Having grown up in Russia, New Republic senior editor Julia Ioffe is in a uniquely good position to cover the Sochi Olympics, which is why she’s writing regular dispatches from this year’s Winter Games. On Saturday, she published a piece about one of the sadder (yet more predictable) developments of the Games: foreign journalists are bombarding gay residents of Sochi with questions and requests for interviews. (She’s also manning the magazine’s Instagram feed.)
In what reads like someone’s answer to the “who would you invite to a literary dinner party” question, novelists Jeanette Winterson and Marlon James sat down for a fantastic conversation at a Miami hotel bar. James’s A Brief History of Seven Killings won the Man Booker prize earlier this year.
Want to know what what Freddy Krueger’s reading? On his Twitter feed, actor (and author!) Robert Englund reports his favorite reads.
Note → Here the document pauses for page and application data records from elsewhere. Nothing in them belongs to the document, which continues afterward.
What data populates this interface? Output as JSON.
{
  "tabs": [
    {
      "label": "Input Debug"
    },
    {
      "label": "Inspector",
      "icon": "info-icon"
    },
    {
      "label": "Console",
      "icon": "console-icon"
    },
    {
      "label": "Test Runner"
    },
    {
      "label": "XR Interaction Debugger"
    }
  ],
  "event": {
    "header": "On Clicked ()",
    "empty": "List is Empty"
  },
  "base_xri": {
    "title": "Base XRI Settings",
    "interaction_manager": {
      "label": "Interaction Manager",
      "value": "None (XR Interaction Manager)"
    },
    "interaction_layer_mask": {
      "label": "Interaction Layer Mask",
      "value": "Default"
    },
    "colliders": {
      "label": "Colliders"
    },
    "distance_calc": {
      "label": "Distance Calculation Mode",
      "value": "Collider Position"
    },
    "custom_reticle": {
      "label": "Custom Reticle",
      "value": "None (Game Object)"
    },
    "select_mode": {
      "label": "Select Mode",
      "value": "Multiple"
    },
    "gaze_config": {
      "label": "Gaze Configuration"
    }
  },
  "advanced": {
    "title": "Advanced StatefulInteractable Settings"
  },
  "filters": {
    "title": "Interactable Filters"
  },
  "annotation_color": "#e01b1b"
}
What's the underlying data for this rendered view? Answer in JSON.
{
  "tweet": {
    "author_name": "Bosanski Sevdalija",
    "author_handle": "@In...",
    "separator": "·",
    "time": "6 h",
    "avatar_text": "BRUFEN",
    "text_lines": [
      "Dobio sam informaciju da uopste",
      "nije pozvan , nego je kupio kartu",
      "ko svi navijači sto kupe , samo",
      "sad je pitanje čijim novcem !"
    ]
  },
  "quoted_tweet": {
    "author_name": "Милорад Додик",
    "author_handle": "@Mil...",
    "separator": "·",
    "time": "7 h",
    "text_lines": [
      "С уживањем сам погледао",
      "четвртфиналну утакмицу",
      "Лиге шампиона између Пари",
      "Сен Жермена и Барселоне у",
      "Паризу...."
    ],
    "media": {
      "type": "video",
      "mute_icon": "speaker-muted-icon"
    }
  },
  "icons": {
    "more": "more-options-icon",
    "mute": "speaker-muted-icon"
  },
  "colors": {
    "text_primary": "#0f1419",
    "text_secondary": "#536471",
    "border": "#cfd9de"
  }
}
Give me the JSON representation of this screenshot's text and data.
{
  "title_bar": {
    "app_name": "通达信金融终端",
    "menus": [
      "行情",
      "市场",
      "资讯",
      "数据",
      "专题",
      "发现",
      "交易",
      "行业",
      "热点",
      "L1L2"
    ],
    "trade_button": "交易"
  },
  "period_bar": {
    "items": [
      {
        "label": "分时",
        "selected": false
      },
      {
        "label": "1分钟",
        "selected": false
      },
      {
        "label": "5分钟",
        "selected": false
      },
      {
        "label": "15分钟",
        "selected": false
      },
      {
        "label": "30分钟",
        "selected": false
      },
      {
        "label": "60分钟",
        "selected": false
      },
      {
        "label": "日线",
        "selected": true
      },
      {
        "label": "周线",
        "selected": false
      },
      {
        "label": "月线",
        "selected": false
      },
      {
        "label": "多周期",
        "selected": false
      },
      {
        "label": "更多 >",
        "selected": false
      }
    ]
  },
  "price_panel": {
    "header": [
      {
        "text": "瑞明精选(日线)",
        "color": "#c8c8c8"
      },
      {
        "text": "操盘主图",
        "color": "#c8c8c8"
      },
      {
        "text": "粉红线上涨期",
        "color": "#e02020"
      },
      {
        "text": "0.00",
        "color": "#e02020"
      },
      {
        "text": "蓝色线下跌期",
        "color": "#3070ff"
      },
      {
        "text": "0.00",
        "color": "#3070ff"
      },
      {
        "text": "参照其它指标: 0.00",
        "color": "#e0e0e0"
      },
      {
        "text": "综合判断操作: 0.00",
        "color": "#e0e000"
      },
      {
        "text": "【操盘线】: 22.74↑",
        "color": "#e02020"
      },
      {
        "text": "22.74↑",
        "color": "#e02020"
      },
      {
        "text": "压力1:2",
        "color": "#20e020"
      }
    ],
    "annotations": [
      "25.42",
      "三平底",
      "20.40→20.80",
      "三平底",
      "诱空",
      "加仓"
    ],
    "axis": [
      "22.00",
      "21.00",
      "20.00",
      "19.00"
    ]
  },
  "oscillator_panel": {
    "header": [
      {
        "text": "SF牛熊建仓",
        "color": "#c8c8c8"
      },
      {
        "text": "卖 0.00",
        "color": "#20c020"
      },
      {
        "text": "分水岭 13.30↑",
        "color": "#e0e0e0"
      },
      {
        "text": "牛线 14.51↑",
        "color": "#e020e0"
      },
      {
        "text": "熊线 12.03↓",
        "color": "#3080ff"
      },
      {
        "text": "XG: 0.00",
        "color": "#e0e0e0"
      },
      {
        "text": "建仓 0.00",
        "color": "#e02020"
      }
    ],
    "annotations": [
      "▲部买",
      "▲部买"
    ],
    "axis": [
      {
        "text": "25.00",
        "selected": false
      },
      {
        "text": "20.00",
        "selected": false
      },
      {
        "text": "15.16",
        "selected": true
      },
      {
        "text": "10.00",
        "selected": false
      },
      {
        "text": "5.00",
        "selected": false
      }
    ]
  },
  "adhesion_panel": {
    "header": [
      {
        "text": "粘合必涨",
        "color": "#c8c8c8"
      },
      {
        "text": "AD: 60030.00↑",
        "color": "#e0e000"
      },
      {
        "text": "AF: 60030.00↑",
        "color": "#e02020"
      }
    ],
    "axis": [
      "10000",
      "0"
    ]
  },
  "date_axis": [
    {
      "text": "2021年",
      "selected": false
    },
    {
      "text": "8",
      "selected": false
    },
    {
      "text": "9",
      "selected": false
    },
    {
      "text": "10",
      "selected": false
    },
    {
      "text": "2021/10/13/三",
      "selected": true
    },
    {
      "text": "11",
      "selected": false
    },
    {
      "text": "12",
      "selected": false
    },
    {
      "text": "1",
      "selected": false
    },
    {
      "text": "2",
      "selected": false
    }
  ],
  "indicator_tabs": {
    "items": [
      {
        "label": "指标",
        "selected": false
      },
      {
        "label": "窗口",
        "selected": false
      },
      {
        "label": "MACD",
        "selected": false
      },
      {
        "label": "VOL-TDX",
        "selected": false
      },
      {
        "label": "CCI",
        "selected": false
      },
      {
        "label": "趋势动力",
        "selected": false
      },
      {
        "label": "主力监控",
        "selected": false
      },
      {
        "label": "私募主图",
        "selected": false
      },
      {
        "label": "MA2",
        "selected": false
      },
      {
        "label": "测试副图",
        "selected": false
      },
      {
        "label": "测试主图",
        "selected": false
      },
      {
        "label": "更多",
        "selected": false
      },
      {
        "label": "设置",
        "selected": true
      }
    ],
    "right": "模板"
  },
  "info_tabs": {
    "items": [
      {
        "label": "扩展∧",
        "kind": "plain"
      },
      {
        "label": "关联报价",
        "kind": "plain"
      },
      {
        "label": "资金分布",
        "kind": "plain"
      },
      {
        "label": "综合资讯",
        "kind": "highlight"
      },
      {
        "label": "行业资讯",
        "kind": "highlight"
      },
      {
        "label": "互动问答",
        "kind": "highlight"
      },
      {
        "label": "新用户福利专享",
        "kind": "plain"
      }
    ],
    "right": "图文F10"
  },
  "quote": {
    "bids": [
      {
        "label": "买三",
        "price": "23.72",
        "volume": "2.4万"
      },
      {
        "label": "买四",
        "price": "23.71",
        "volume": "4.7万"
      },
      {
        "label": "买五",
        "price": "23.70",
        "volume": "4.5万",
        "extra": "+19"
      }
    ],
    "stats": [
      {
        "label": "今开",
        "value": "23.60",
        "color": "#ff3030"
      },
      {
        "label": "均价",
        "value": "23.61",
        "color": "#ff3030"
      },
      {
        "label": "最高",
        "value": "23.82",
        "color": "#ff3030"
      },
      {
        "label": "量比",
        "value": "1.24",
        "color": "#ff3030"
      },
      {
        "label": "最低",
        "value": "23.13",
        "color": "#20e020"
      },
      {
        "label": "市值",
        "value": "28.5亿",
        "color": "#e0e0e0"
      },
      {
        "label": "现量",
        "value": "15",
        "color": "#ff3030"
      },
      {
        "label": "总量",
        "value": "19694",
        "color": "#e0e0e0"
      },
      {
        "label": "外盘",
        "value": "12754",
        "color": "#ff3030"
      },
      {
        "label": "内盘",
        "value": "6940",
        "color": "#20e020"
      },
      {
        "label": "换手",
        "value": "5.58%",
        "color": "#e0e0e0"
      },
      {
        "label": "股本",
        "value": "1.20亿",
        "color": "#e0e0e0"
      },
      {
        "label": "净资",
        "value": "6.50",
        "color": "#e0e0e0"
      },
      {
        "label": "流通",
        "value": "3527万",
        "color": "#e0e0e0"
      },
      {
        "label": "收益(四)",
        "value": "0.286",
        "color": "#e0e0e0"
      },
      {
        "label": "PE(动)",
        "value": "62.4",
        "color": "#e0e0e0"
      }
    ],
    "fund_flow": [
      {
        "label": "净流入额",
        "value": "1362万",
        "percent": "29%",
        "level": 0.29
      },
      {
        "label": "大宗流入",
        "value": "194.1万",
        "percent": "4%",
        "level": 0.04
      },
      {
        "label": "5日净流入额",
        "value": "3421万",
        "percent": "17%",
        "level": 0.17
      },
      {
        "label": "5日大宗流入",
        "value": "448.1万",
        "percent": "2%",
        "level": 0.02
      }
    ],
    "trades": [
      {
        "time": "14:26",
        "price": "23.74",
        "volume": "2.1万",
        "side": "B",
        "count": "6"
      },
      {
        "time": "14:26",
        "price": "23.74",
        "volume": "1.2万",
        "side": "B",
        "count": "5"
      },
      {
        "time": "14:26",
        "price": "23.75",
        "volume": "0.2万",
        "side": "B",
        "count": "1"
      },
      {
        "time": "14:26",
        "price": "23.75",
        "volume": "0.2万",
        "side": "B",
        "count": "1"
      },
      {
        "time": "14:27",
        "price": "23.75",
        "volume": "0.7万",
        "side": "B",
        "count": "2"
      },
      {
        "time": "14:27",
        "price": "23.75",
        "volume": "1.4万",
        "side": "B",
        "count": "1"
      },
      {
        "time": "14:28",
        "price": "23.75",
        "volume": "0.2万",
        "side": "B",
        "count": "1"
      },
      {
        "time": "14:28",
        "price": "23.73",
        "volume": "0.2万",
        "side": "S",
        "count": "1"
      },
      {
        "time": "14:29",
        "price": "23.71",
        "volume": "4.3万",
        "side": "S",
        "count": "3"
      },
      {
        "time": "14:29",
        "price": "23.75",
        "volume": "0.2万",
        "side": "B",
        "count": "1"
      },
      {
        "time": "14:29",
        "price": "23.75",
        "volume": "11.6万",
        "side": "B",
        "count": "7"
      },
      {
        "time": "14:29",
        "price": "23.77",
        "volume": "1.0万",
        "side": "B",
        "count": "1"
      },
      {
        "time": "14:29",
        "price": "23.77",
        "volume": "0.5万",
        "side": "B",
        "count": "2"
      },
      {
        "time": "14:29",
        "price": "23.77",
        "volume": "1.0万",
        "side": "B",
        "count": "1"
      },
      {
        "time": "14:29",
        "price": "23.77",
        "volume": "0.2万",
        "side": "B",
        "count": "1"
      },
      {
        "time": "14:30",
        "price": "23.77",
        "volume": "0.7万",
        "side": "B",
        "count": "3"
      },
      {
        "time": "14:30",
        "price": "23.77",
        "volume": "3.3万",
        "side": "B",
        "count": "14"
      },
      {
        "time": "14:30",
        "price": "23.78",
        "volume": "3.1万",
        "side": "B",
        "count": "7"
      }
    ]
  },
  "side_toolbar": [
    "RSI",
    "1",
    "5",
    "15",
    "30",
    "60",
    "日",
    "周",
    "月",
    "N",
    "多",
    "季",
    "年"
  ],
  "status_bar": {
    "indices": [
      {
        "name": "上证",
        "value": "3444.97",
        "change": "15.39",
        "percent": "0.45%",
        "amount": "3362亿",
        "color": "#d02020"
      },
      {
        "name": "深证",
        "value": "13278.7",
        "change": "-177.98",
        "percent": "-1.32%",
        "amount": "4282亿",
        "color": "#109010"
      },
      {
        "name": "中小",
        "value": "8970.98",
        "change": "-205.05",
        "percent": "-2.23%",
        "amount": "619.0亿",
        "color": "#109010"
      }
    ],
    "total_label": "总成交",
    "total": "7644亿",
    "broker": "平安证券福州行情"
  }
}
Recently: A Visit from the Goon Squad by Jennifer Egan and The Singer’s Gun by The Millions contributor Emily St. John Mandel.
Ever since our literary Tumblr round-up, we’ve been inundated with suggestions for a Part 2. Well, I can assure you, the “Least Helpful” Tumblr dedicated to awful Amazon and Goodreads reviews would make that cut if (and when) that sequel appears. (Hat tip to our own Lydia Kiesling for the link.)
Aspiring authors, take note. If you want to sell your latest book, grow another set of legs, some fur, and bark adorably. That’s what earned Uggie, the dog from The Artist, his forthcoming memoir, Uggie: My Story. Suddenly, our dog-book pun-a-thon from a while back seems prescient.
“Of all the work produced from this region no one observer gets the place or the people completely right,” Rob Amberg writes about his 40 years spent photographing Appalachia. His photo essay “Up the Creek” is part of The Oxford American’s “Portraying Appalachia” Symposium.